Tag: Geoff Weaver Lenswood Sauvignon Blanc

Apr 04 2011

Geoff Weaver: Taking Australian Sauvignon Blanc in a New Direction

Posted on April 04, 2011 | By merrill@cellarit.com

In my post, New Zealand Sauvignon Blanc Master Class, 2 March 2011, I talked about how New Zealand winemakers had developed new styles of sauvignon blanc that, while retaining the style’s signature vibrant acidity, exhibit more restrained fruit tropical aromatics and a more evolved mid-palate with a longer, creamier finish.

In Australia, Geoff Weaver of the eponymous Adelaide Hills winery has taken Australia’s sauvignon blanc in a new direction with his Ferus Sauvignon Blanc. As Weaver explains, the aim was to create a wine reflective of its vineyard origin and with as little intervention as possible.

Like his innovative New Zealand counterparts, Weaver uses indigenous yeast from the vineyard. The wine spends 12 months on lees in second use French oak barriques with some stirring.  The result is a rich yet understated and less fruity aromatic sauvignon blanc with a rich mid-palate exhibiting creamy and lanolin notes, and a lingering mineral finish.

First made in 2004, the wine has been very well received.  James Halliday gave the 2009 vintage 96 points and included it in his Top 100 Wines for 2010:

This is “the other” Weaver sauvignon blanc, wild fermented in French oak barriques and given 12 months lees contact. No acid was added nor was the wine fined. A striking contrast to all other Australian sauvignon blancs that delivers great complexity and equally great intensity. It also has greater longevity than other sauvignon blancs. (James Halliday’s Australian Wine Companion)

Geoff Weaver also makes the highly acclaimed Lenswood Sauvignon Blanc and the Lenswood Chardonnay. Other top wines from the range include rieslingpinot noir and  cabernet sauvignon merlot.

Weaver is one of the pioneers of the Adelaide Hills regions. The former chief winemaker for Hardy’s, Weaver, and his wife Judith. planted the vineyard … Read the rest

Apr 04 2011

Adelaide Hills: A Diversity of Wines of Distinction

Posted on April 04, 2011 | By merrill@cellarit.com

I’m spending next Friday in Adelaide Hills, and in preparation for my trip I thought I would research the best wineries in the region, so I know exactly where to go and what to taste. Hard work, I know!

As many of you are aware, Adelaide Hills has developed an outstanding reputation for sauvignon blanc. Three of the top six 2009 sauvignon blancs (96 points) in James Halliday’s Australian Wine Companion 2011 edition are from the Adelaide Hills: Dandelion Vineyards Wishing Clock of the Adelaide Hills Sauvignon Blanc, Geoff Weaver Lenswood Sauvignon Blanc and Shaw + Smith Sauvignon Blanc.

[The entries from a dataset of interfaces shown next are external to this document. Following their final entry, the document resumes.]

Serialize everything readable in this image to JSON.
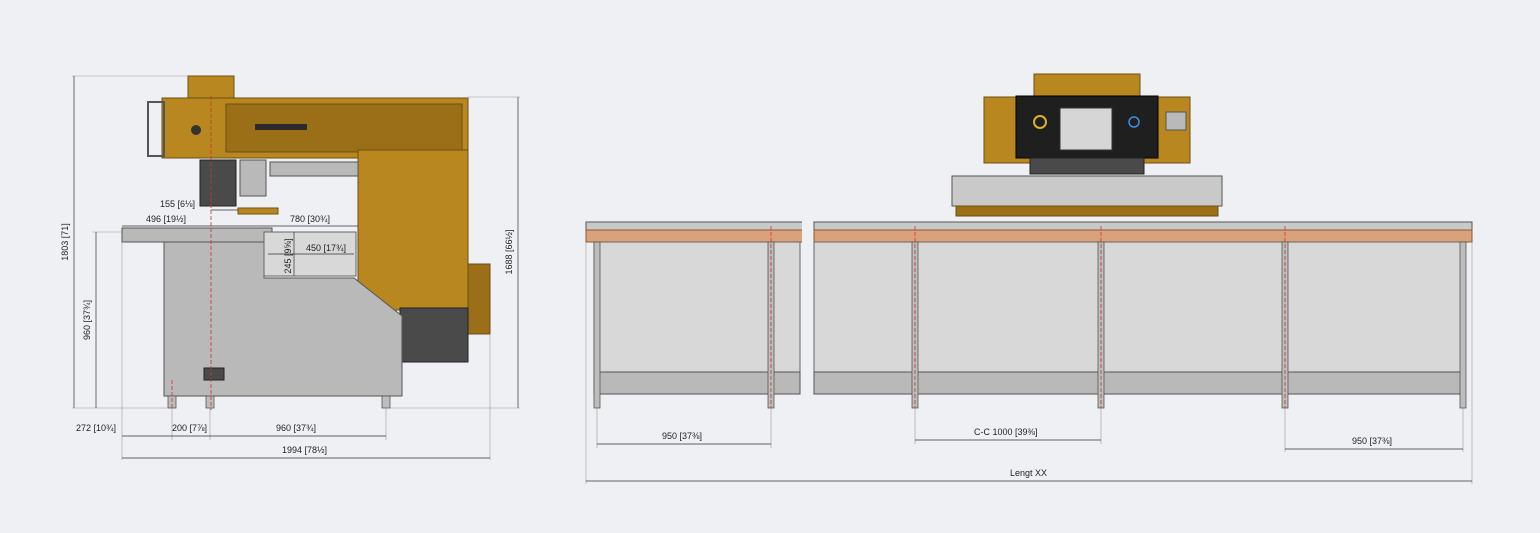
{
  "colors": {
    "background": "#eef0f4",
    "machine_gold": "#b8871f",
    "steel_grey": "#b9b9b9",
    "table_wood": "#d9a27a",
    "centerline_red": "#c0392b"
  },
  "side_view": {
    "dimensions": {
      "overall_height": "1803 [71]",
      "right_height": "1688 [66½]",
      "table_height": "960 [37¾]",
      "tool_offset": "155 [6⅛]",
      "reach_left": "496 [19½]",
      "throat_depth": "780 [30¾]",
      "opening_width": "450 [17¾]",
      "opening_height": "245 [9⅝]",
      "left_overhang": "272 [10¾]",
      "foot_spacing": "200 [7⅞]",
      "foot_to_foot": "960 [37¾]",
      "overall_depth": "1994 [78½]"
    }
  },
  "front_view": {
    "dimensions": {
      "left_module": "950 [37⅜]",
      "center_spacing": "C-C 1000 [39⅜]",
      "right_module": "950 [37⅜]",
      "overall_length": "Lengt XX"
    }
  }
}
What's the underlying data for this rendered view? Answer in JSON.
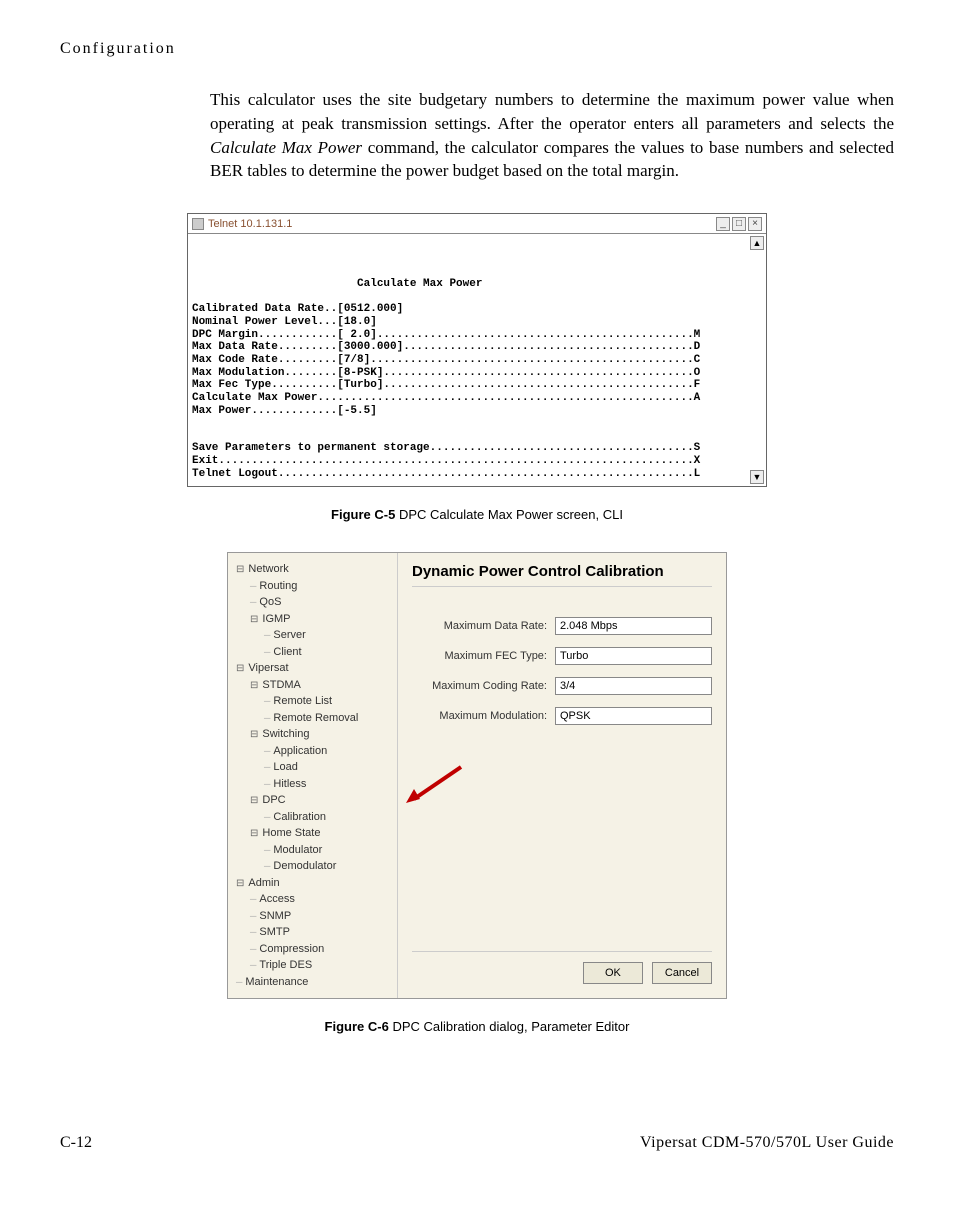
{
  "header": "Configuration",
  "paragraph_parts": {
    "p1": "This calculator uses the site budgetary numbers to determine the maximum power value when operating at peak transmission settings. After the operator enters all parameters and selects the ",
    "p2": "Calculate Max Power",
    "p3": " command, the calculator compares the values to base numbers and selected BER tables to determine the power budget based on the total margin."
  },
  "term": {
    "title": "Telnet 10.1.131.1",
    "minimize": "_",
    "restore": "□",
    "close": "×",
    "scroll_up": "▲",
    "scroll_down": "▼",
    "text": "\n\n\n                         Calculate Max Power\n\nCalibrated Data Rate..[0512.000]\nNominal Power Level...[18.0]\nDPC Margin............[ 2.0]................................................M\nMax Data Rate.........[3000.000]............................................D\nMax Code Rate.........[7/8].................................................C\nMax Modulation........[8-PSK]...............................................O\nMax Fec Type..........[Turbo]...............................................F\nCalculate Max Power.........................................................A\nMax Power.............[-5.5]\n\n\nSave Parameters to permanent storage........................................S\nExit........................................................................X\nTelnet Logout...............................................................L"
  },
  "fig_c5": {
    "label": "Figure C-5",
    "text": "   DPC Calculate Max Power screen, CLI"
  },
  "tree": [
    {
      "cls": "n0 exp",
      "t": "Network"
    },
    {
      "cls": "n1 leaf",
      "t": "Routing"
    },
    {
      "cls": "n1 leaf",
      "t": "QoS"
    },
    {
      "cls": "n1 exp",
      "t": "IGMP"
    },
    {
      "cls": "n2 leaf",
      "t": "Server"
    },
    {
      "cls": "n2 leaf",
      "t": "Client"
    },
    {
      "cls": "n0 exp",
      "t": "Vipersat"
    },
    {
      "cls": "n1 exp",
      "t": "STDMA"
    },
    {
      "cls": "n2 leaf",
      "t": "Remote List"
    },
    {
      "cls": "n2 leaf",
      "t": "Remote Removal"
    },
    {
      "cls": "n1 exp",
      "t": "Switching"
    },
    {
      "cls": "n2 leaf",
      "t": "Application"
    },
    {
      "cls": "n2 leaf",
      "t": "Load"
    },
    {
      "cls": "n2 leaf",
      "t": "Hitless"
    },
    {
      "cls": "n1 exp",
      "t": "DPC"
    },
    {
      "cls": "n2 leaf sel",
      "t": "Calibration"
    },
    {
      "cls": "n1 exp",
      "t": "Home State"
    },
    {
      "cls": "n2 leaf",
      "t": "Modulator"
    },
    {
      "cls": "n2 leaf",
      "t": "Demodulator"
    },
    {
      "cls": "n0 exp",
      "t": "Admin"
    },
    {
      "cls": "n1 leaf",
      "t": "Access"
    },
    {
      "cls": "n1 leaf",
      "t": "SNMP"
    },
    {
      "cls": "n1 leaf",
      "t": "SMTP"
    },
    {
      "cls": "n1 leaf",
      "t": "Compression"
    },
    {
      "cls": "n1 leaf",
      "t": "Triple DES"
    },
    {
      "cls": "n0 leaf",
      "t": "Maintenance"
    }
  ],
  "dialog": {
    "title": "Dynamic Power Control Calibration",
    "rows": [
      {
        "label": "Maximum Data Rate:",
        "value": "2.048 Mbps"
      },
      {
        "label": "Maximum FEC Type:",
        "value": "Turbo"
      },
      {
        "label": "Maximum Coding Rate:",
        "value": "3/4"
      },
      {
        "label": "Maximum Modulation:",
        "value": "QPSK"
      }
    ],
    "ok": "OK",
    "cancel": "Cancel"
  },
  "fig_c6": {
    "label": "Figure C-6",
    "text": "   DPC Calibration dialog, Parameter Editor"
  },
  "footer": {
    "left": "C-12",
    "right": "Vipersat CDM-570/570L User Guide"
  }
}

The region is also highly respected for its elegant and complex Burgundian-style chardonnay. Fruit for Penfolds multi-region Yattarna – the 2007 vintage was the highest rated chardonnay (97 points) in Halliday’s Wine Companion, is sourced from the Adelaide Hills. Ashton Hills, Grosset, Michael Hall, Shaw + Smith and Ngeringa also make outstanding examples. Tapanappa, a joint venture between Brian Croser, Jean-Michel Cazes of Chateau Lynch-Bages in Pauillac and Societe Jacques Bollinger, makes the very highly regarded Tiers Vineyard Piccadilly Valley Chardonnay.

Petaluma, of course, makes an excellent range of sparking wines from its Piccadilly Valley  vineyard, including the Croser Piccadilly Valley Pinot Noir Chardonnay NV Sparkling and the vintage Croser Late Disgorged Piccadilly Vally Pinot Noir Chardonnay Sparkling. Piccadilly Valley and Lenswood are the two registered sub-regions of the Adelaide Hills.

I was interested to learn that Shaw + Smith had won the Trophy for Best Australian Shiraz over 10 GBP at the 2009 Decanter World Wine Awards for the 2007 vintage of the Shaw + Smith Shiraz. Most people don’t normally associate the Adelaide Hills with shiraz, but a number of wineries in the area, including Bird in Hand and Romney Read the rest